From the data, return each line holding the word "JSON".

Records for this task -
○ ○ ○

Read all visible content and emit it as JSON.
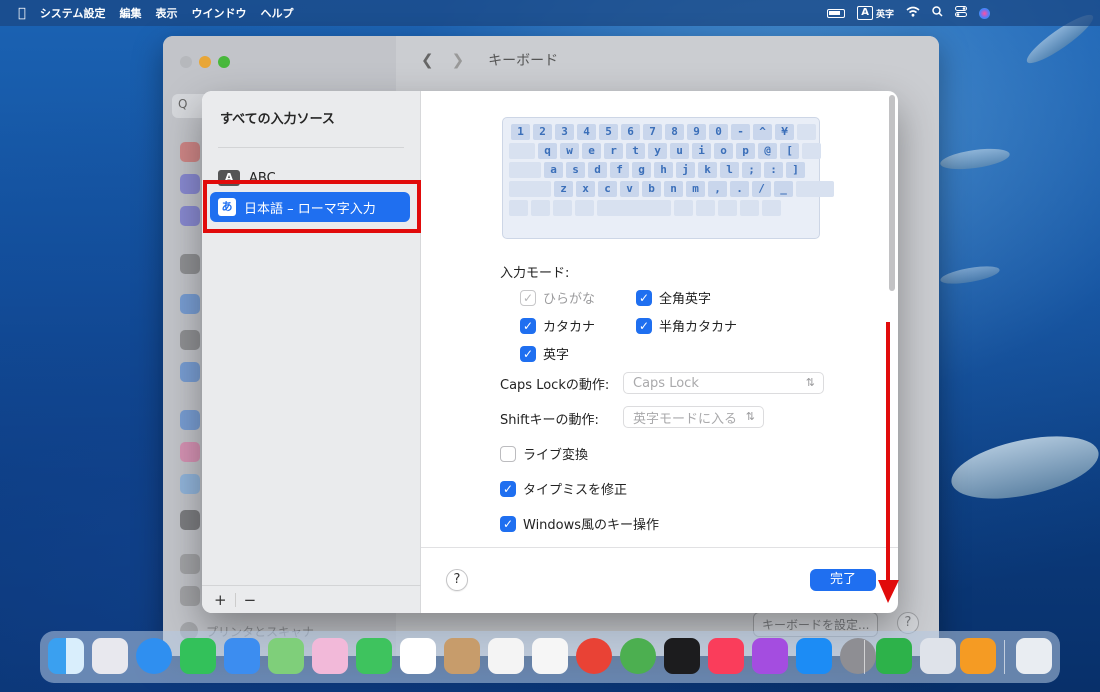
{
  "menubar": {
    "app_name": "システム設定",
    "items": [
      "編集",
      "表示",
      "ウインドウ",
      "ヘルプ"
    ],
    "input_indicator": "A",
    "input_label": "英字"
  },
  "settings_window": {
    "title": "キーボード",
    "search_placeholder": "Q",
    "printer_label": "プリンタとスキャナ",
    "keyboard_settings_button": "キーボードを設定...",
    "help": "?"
  },
  "sheet": {
    "sidebar_title": "すべての入力ソース",
    "sources": [
      {
        "badge": "A",
        "label": "ABC"
      },
      {
        "badge": "あ",
        "label": "日本語 – ローマ字入力"
      }
    ],
    "add_label": "+",
    "remove_label": "−",
    "keyboard_rows": [
      [
        "1",
        "2",
        "3",
        "4",
        "5",
        "6",
        "7",
        "8",
        "9",
        "0",
        "-",
        "^",
        "¥"
      ],
      [
        "q",
        "w",
        "e",
        "r",
        "t",
        "y",
        "u",
        "i",
        "o",
        "p",
        "@",
        "["
      ],
      [
        "a",
        "s",
        "d",
        "f",
        "g",
        "h",
        "j",
        "k",
        "l",
        ";",
        ":",
        "]"
      ],
      [
        "z",
        "x",
        "c",
        "v",
        "b",
        "n",
        "m",
        ",",
        ".",
        "/",
        "_"
      ]
    ],
    "input_mode_label": "入力モード:",
    "input_modes": [
      {
        "label": "ひらがな",
        "checked": true,
        "disabled": true
      },
      {
        "label": "全角英字",
        "checked": true,
        "disabled": false
      },
      {
        "label": "カタカナ",
        "checked": true,
        "disabled": false
      },
      {
        "label": "半角カタカナ",
        "checked": true,
        "disabled": false
      },
      {
        "label": "英字",
        "checked": true,
        "disabled": false
      }
    ],
    "caps_lock_label": "Caps Lockの動作:",
    "caps_lock_value": "Caps Lock",
    "shift_label": "Shiftキーの動作:",
    "shift_value": "英字モードに入る",
    "options": [
      {
        "label": "ライブ変換",
        "checked": false
      },
      {
        "label": "タイプミスを修正",
        "checked": true
      },
      {
        "label": "Windows風のキー操作",
        "checked": true
      }
    ],
    "help": "?",
    "done": "完了"
  },
  "colors": {
    "accent": "#1f6ff0",
    "highlight": "#e10b0b"
  }
}
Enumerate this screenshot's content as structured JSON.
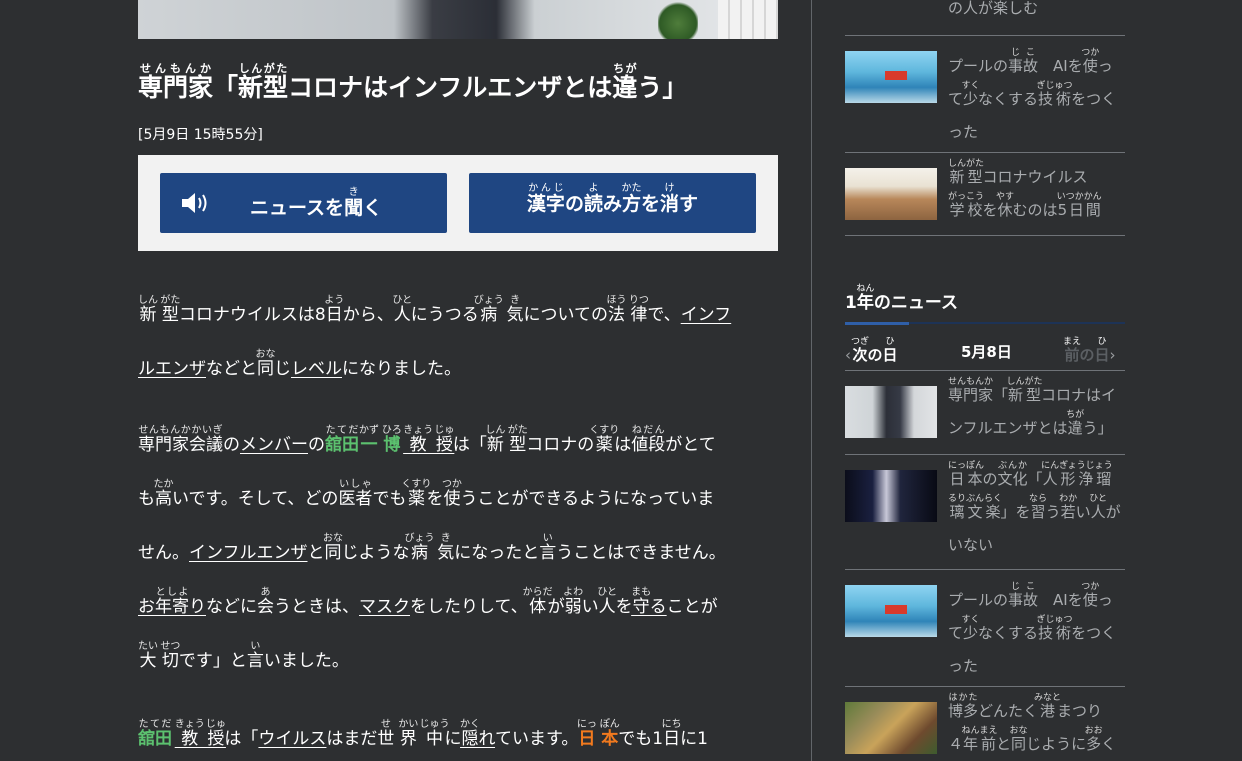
{
  "article": {
    "title": {
      "w1": "専門家",
      "w1_r": "せんもんか",
      "q1": "「",
      "w2": "新型",
      "w2_r": "しんがた",
      "mid": "コロナはインフルエンザとは",
      "w3": "違",
      "w3_r": "ちが",
      "end": "う」"
    },
    "date": "[5月9日 15時55分]"
  },
  "buttons": {
    "listen": {
      "pre": "ニュースを",
      "kanji": "聞",
      "ruby": "き",
      "post": "く"
    },
    "hide": {
      "k1": "漢字",
      "r1": "かんじ",
      "s1": "の",
      "k2": "読",
      "r2": "よ",
      "s2": "み",
      "k3": "方",
      "r3": "かた",
      "s3": "を",
      "k4": "消",
      "r4": "け",
      "s4": "す"
    }
  },
  "body": {
    "p1l1": {
      "a": "新",
      "ar": "しん",
      "b": "型",
      "br": "がた",
      "c": "コロナウイルスは8",
      "d": "日",
      "dr": "よう",
      "e": "から、",
      "f": "人",
      "fr": "ひと",
      "g": "にうつる",
      "h": "病",
      "hr": "びょう",
      "i": "気",
      "ir": "き",
      "j": "についての",
      "k": "法",
      "kr": "ほう",
      "l": "律",
      "lr": "りつ",
      "m": "で、",
      "n": "インフ"
    },
    "p1l2": {
      "a": "ルエンザ",
      "b": "などと",
      "c": "同",
      "cr": "おな",
      "d": "じ",
      "e": "レベル",
      "f": "になりました。"
    },
    "p2l1": {
      "a": "専門家会議",
      "ar": "せんもんかかいぎ",
      "b": "の",
      "c": "メンバー",
      "d": "の",
      "e": "舘田",
      "er": "たてだ",
      "f": "一",
      "fr": "かず",
      "g": "博",
      "gr": "ひろ",
      "h": "教",
      "hr": "きょう",
      "i": "授",
      "ir": "じゅ",
      "j": "は「",
      "k": "新",
      "kr": "しん",
      "l": "型",
      "lr": "がた",
      "m": "コロナの",
      "n": "薬",
      "nr": "くすり",
      "o": "は",
      "p": "値段",
      "pr": "ねだん",
      "q": "がとて"
    },
    "p2l2": {
      "a": "も",
      "b": "高",
      "br": "たか",
      "c": "いです。そして、どの",
      "d": "医者",
      "dr": "いしゃ",
      "e": "でも",
      "f": "薬",
      "fr": "くすり",
      "g": "を",
      "h": "使",
      "hr": "つか",
      "i": "うことができるようになっていま"
    },
    "p2l3": {
      "a": "せん。",
      "b": "インフルエンザ",
      "c": "と",
      "d": "同",
      "dr": "おな",
      "e": "じような",
      "f": "病",
      "fr": "びょう",
      "g": "気",
      "gr": "き",
      "h": "になったと",
      "i": "言",
      "ir": "い",
      "j": "うことはできません。"
    },
    "p2l4": {
      "a": "お",
      "b": "年寄",
      "br": "としよ",
      "c": "り",
      "d": "などに",
      "e": "会",
      "er": "あ",
      "f": "うときは、",
      "g": "マスク",
      "h": "をしたりして、",
      "i": "体",
      "ir": "からだ",
      "j": "が",
      "k": "弱",
      "kr": "よわ",
      "l": "い",
      "m": "人",
      "mr": "ひと",
      "n": "を",
      "o": "守",
      "or": "まも",
      "p": "る",
      "q": "ことが"
    },
    "p2l5": {
      "a": "大",
      "ar": "たい",
      "b": "切",
      "br": "せつ",
      "c": "です」と",
      "d": "言",
      "dr": "い",
      "e": "いました。"
    },
    "p3l1": {
      "a": "舘田",
      "ar": "たてだ",
      "b": "教",
      "br": "きょう",
      "c": "授",
      "cr": "じゅ",
      "d": "は「",
      "e": "ウイルス",
      "f": "はまだ",
      "g": "世",
      "gr": "せ",
      "h": "界",
      "hr": "かい",
      "i": "中",
      "ir": "じゅう",
      "j": "に",
      "k": "隠",
      "kr": "かく",
      "l": "れ",
      "m": "ています。",
      "n": "日",
      "nr": "にっ",
      "o": "本",
      "or": "ぽん",
      "p": "でも1",
      "q": "日",
      "qr": "にち",
      "r": "に1"
    }
  },
  "sidebar": {
    "top_item": {
      "k1": "人",
      "r1": "ひと",
      "s1": "が",
      "k2": "楽",
      "r2": "たの",
      "s2": "しむ",
      "pre": "の"
    },
    "items_a": [
      {
        "l1": "プールの",
        "k1": "事故",
        "r1": "じこ",
        "l1b": "　AIを",
        "k2": "使",
        "r2": "つか",
        "l1c": "っ",
        "l2": "て",
        "k3": "少",
        "r3": "すく",
        "l2b": "なくする",
        "k4": "技術",
        "r4": "ぎじゅつ",
        "l2c": "をつく",
        "l3": "った"
      },
      {
        "k1": "新型",
        "r1": "しんがた",
        "l1": "コロナウイルス",
        "k2": "学校",
        "r2": "がっこう",
        "l2": "を",
        "k3": "休",
        "r3": "やす",
        "l2b": "むのは",
        "k4": "5日間",
        "r4": "いつかかん"
      }
    ],
    "section": {
      "pre": "1",
      "kanji": "年",
      "ruby": "ねん",
      "post": "のニュース"
    },
    "nav": {
      "prev_k": "次",
      "prev_r": "つぎ",
      "prev_s1": "の",
      "prev_k2": "日",
      "prev_r2": "ひ",
      "date": "5月8日",
      "next_k": "前",
      "next_r": "まえ",
      "next_s1": "の",
      "next_k2": "日",
      "next_r2": "ひ"
    },
    "items_b": [
      {
        "k1": "専門家",
        "r1": "せんもんか",
        "l1": "「",
        "k2": "新型",
        "r2": "しんがた",
        "l1b": "コロナはイ",
        "l2": "ンフルエンザとは",
        "k3": "違",
        "r3": "ちが",
        "l2b": "う」"
      },
      {
        "k1": "日本",
        "r1": "にっぽん",
        "l1": "の",
        "k2": "文化",
        "r2": "ぶんか",
        "l1b": "「",
        "k3": "人形浄瑠璃",
        "r3": "にんぎょうじょうるり",
        "k4": "文楽",
        "r4": "ぶんらく",
        "l2": "」を",
        "k5": "習",
        "r5": "なら",
        "l2b": "う",
        "k6": "若",
        "r6": "わか",
        "l2c": "い",
        "k7": "人",
        "r7": "ひと",
        "l2d": "がい",
        "l3": "ない"
      },
      {
        "l1": "プールの",
        "k1": "事故",
        "r1": "じこ",
        "l1b": "　AIを",
        "k2": "使",
        "r2": "つか",
        "l1c": "っ",
        "l2": "て",
        "k3": "少",
        "r3": "すく",
        "l2b": "なくする",
        "k4": "技術",
        "r4": "ぎじゅつ",
        "l2c": "をつく",
        "l3": "った"
      },
      {
        "k1": "博多",
        "r1": "はかた",
        "l1": "どんたく",
        "k2": "港",
        "r2": "みなと",
        "l1b": "まつり",
        "l2": "４",
        "k3": "年前",
        "r3": "ねんまえ",
        "l2b": "と",
        "k4": "同",
        "r4": "おな",
        "l2c": "じように",
        "k5": "多",
        "r5": "おお",
        "l2d": "く"
      }
    ]
  }
}
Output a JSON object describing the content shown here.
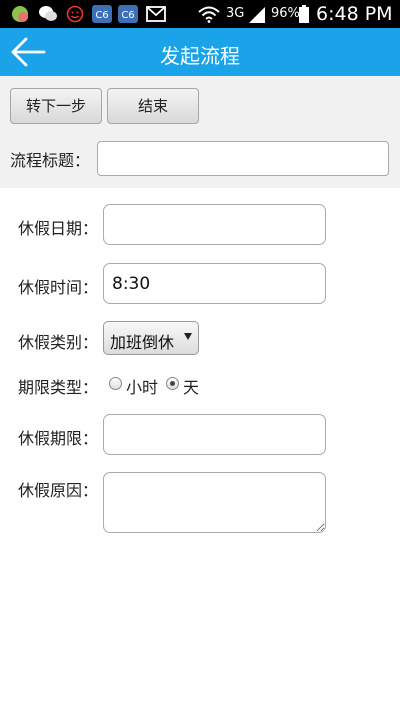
{
  "status_bar": {
    "network": "3G",
    "battery": "96%",
    "time": "6:48 PM"
  },
  "header": {
    "title": "发起流程"
  },
  "toolbar": {
    "next_step": "转下一步",
    "end": "结束"
  },
  "flow_title": {
    "label": "流程标题：",
    "value": ""
  },
  "form": {
    "leave_date": {
      "label": "休假日期：",
      "value": ""
    },
    "leave_time": {
      "label": "休假时间：",
      "value": "8:30"
    },
    "leave_type": {
      "label": "休假类别：",
      "selected": "加班倒休"
    },
    "period_type": {
      "label": "期限类型：",
      "options": [
        "小时",
        "天"
      ],
      "selected": "天"
    },
    "leave_period": {
      "label": "休假期限：",
      "value": ""
    },
    "leave_reason": {
      "label": "休假原因：",
      "value": ""
    }
  },
  "colors": {
    "accent": "#1aa3e8",
    "status_bar": "#000000",
    "toolbar_bg": "#f1f1f1"
  }
}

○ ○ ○

Solution for this problem -
Read all visible content and emit it as JSON.
Enumerate this screenshot's content as structured JSON.
Output a JSON object describing the content shown here.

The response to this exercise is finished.